**Goal of the exercise:**
Pick out the lines below that include the string "TOGED".

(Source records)
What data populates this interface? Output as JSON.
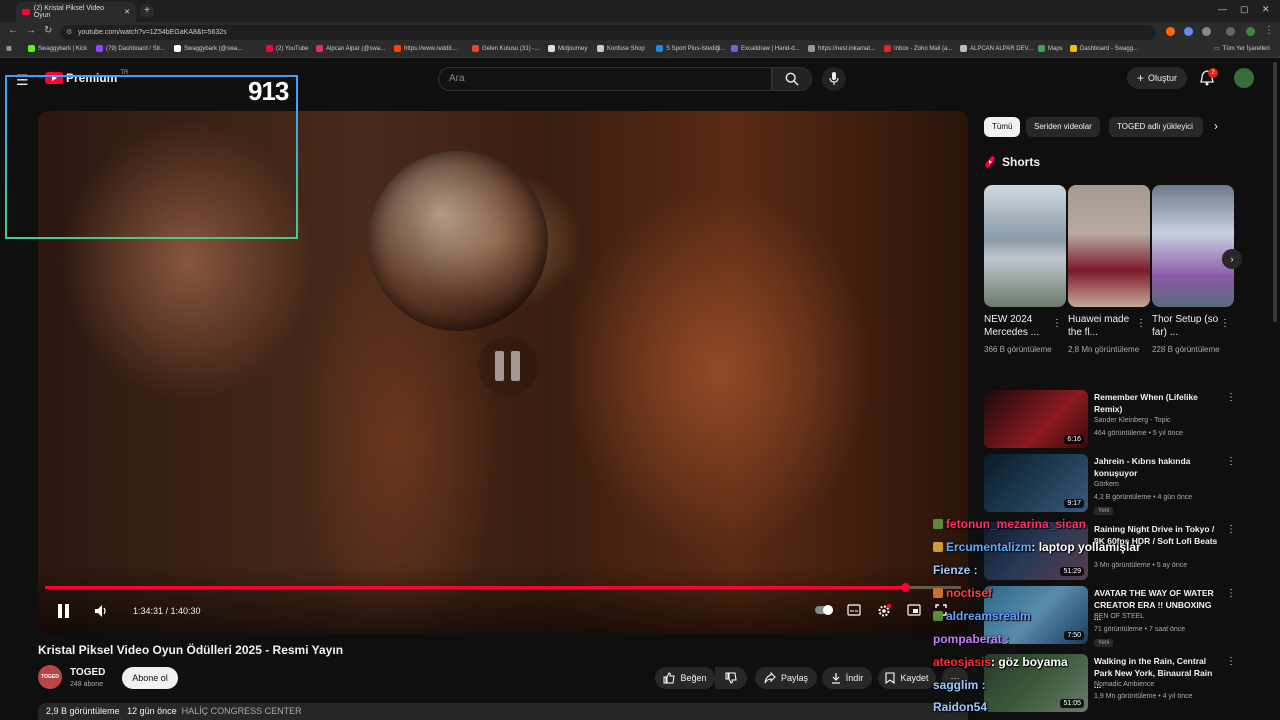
{
  "browser": {
    "tab_title": "(2) Kristal Piksel Video Oyun",
    "url": "youtube.com/watch?v=1Z54bEGaKA8&t=5632s",
    "bookmarks": [
      {
        "label": "Swaggybark | Kick",
        "color": "#53fc18"
      },
      {
        "label": "(79) Dashboard / Str...",
        "color": "#9146ff"
      },
      {
        "label": "Swaggybark (@swa...",
        "color": "#ffffff"
      },
      {
        "label": "(2) YouTube",
        "color": "#ff0033"
      },
      {
        "label": "Alpcan Alpar (@swa...",
        "color": "#e1306c"
      },
      {
        "label": "https://www.reddit....",
        "color": "#ff4500"
      },
      {
        "label": "Gelen Kutusu (31) -...",
        "color": "#ea4335"
      },
      {
        "label": "Midjourney",
        "color": "#dddddd"
      },
      {
        "label": "Konfuse Shop",
        "color": "#cccccc"
      },
      {
        "label": "S Sport Plus-İstediği...",
        "color": "#1e88e5"
      },
      {
        "label": "Excalidraw | Hand-d...",
        "color": "#6965db"
      },
      {
        "label": "https://nest.inkamat...",
        "color": "#999999"
      },
      {
        "label": "Inbox - Zoho Mail (a...",
        "color": "#e42527"
      },
      {
        "label": "ALPCAN ALPAR DEV...",
        "color": "#bbbbbb"
      },
      {
        "label": "Maps",
        "color": "#34a853"
      },
      {
        "label": "Dashboard - Swagg...",
        "color": "#fbbc04"
      }
    ],
    "all_bookmarks_label": "Tüm Yer İşaretleri"
  },
  "header": {
    "logo_text": "Premium",
    "logo_region": "TR",
    "search_placeholder": "Ara",
    "create_label": "Oluştur",
    "notification_count": "2"
  },
  "overlay": {
    "viewer_count": "913"
  },
  "player": {
    "current_time": "1:34:31",
    "duration": "1:40:30",
    "time_display": "1:34:31 / 1:40:30",
    "progress_fraction": 0.9403
  },
  "video": {
    "title": "Kristal Piksel Video Oyun Ödülleri 2025 - Resmi Yayın",
    "channel_name": "TOGED",
    "channel_avatar_text": "TOGED",
    "subscribers": "248 abone",
    "subscribe_label": "Abone ol",
    "like_label": "Beğen",
    "share_label": "Paylaş",
    "download_label": "İndir",
    "save_label": "Kaydet",
    "views": "2,9 B görüntüleme",
    "date": "12 gün önce",
    "location": "HALİÇ CONGRESS CENTER"
  },
  "sidebar": {
    "chips": [
      "Tümü",
      "Seriden videolar",
      "TOGED adlı yükleyici"
    ],
    "shorts_heading": "Shorts",
    "shorts": [
      {
        "title": "NEW 2024 Mercedes ...",
        "views": "366 B görüntüleme",
        "color": "#8a9aa8"
      },
      {
        "title": "Huawei made the fl...",
        "views": "2,8 Mn görüntüleme",
        "color": "#b8aaa0"
      },
      {
        "title": "Thor Setup (so far) ...",
        "views": "228 B görüntüleme",
        "color": "#7a8a9a"
      }
    ],
    "videos": [
      {
        "title": "Remember When (Lifelike Remix)",
        "channel": "Sander Kleinberg - Topic",
        "meta": "464 görüntüleme • 5 yıl önce",
        "duration": "6:16",
        "new": "",
        "color": "#8a1a20"
      },
      {
        "title": "Jahrein - Kıbrıs hakında konuşuyor",
        "channel": "Görkem",
        "meta": "4,2 B görüntüleme • 4 gün önce",
        "duration": "9:17",
        "new": "Yeni",
        "color": "#1e3a52"
      },
      {
        "title": "Raining Night Drive in Tokyo / 8K 60fps HDR / Soft Lofi Beats",
        "channel": "",
        "meta": "3 Mn görüntüleme • 5 ay önce",
        "duration": "51:29",
        "new": "",
        "color": "#2a3a55"
      },
      {
        "title": "AVATAR THE WAY OF WATER CREATOR ERA !! UNBOXING ...",
        "channel": "BEN OF STEEL",
        "meta": "71 görüntüleme • 7 saat önce",
        "duration": "7:50",
        "new": "Yeni",
        "color": "#2a6a8a"
      },
      {
        "title": "Walking in the Rain, Central Park New York, Binaural Rain ...",
        "channel": "Nomadic Ambience",
        "meta": "1,9 Mn görüntüleme • 4 yıl önce",
        "duration": "51:05",
        "new": "",
        "color": "#3a5a3a"
      }
    ]
  },
  "chat": [
    {
      "user": "fetonun_mezarina_sican",
      "message": "",
      "color": "#ff2e6b"
    },
    {
      "user": "Ercumentalizm",
      "message": ": laptop yollamışlar",
      "color": "#5ab0ff"
    },
    {
      "user": "Fienze :",
      "message": "",
      "color": "#9ec9ff"
    },
    {
      "user": "noctisef",
      "message": "",
      "color": "#ff4040"
    },
    {
      "user": "aldreamsrealm",
      "message": "",
      "color": "#6aa0ff"
    },
    {
      "user": "pompaberat :",
      "message": "",
      "color": "#c67bff"
    },
    {
      "user": "ateosjasis",
      "message": ": göz boyama",
      "color": "#ff3030"
    },
    {
      "user": "sagglim :",
      "message": "",
      "color": "#9ec9ff"
    },
    {
      "user": "Raidon54",
      "message": "",
      "color": "#9ec9ff"
    }
  ]
}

**Result below:**
    "channel_name": "TOGED",
    "channel_avatar_text": "TOGED",
      "TOGED adlı yükleyici"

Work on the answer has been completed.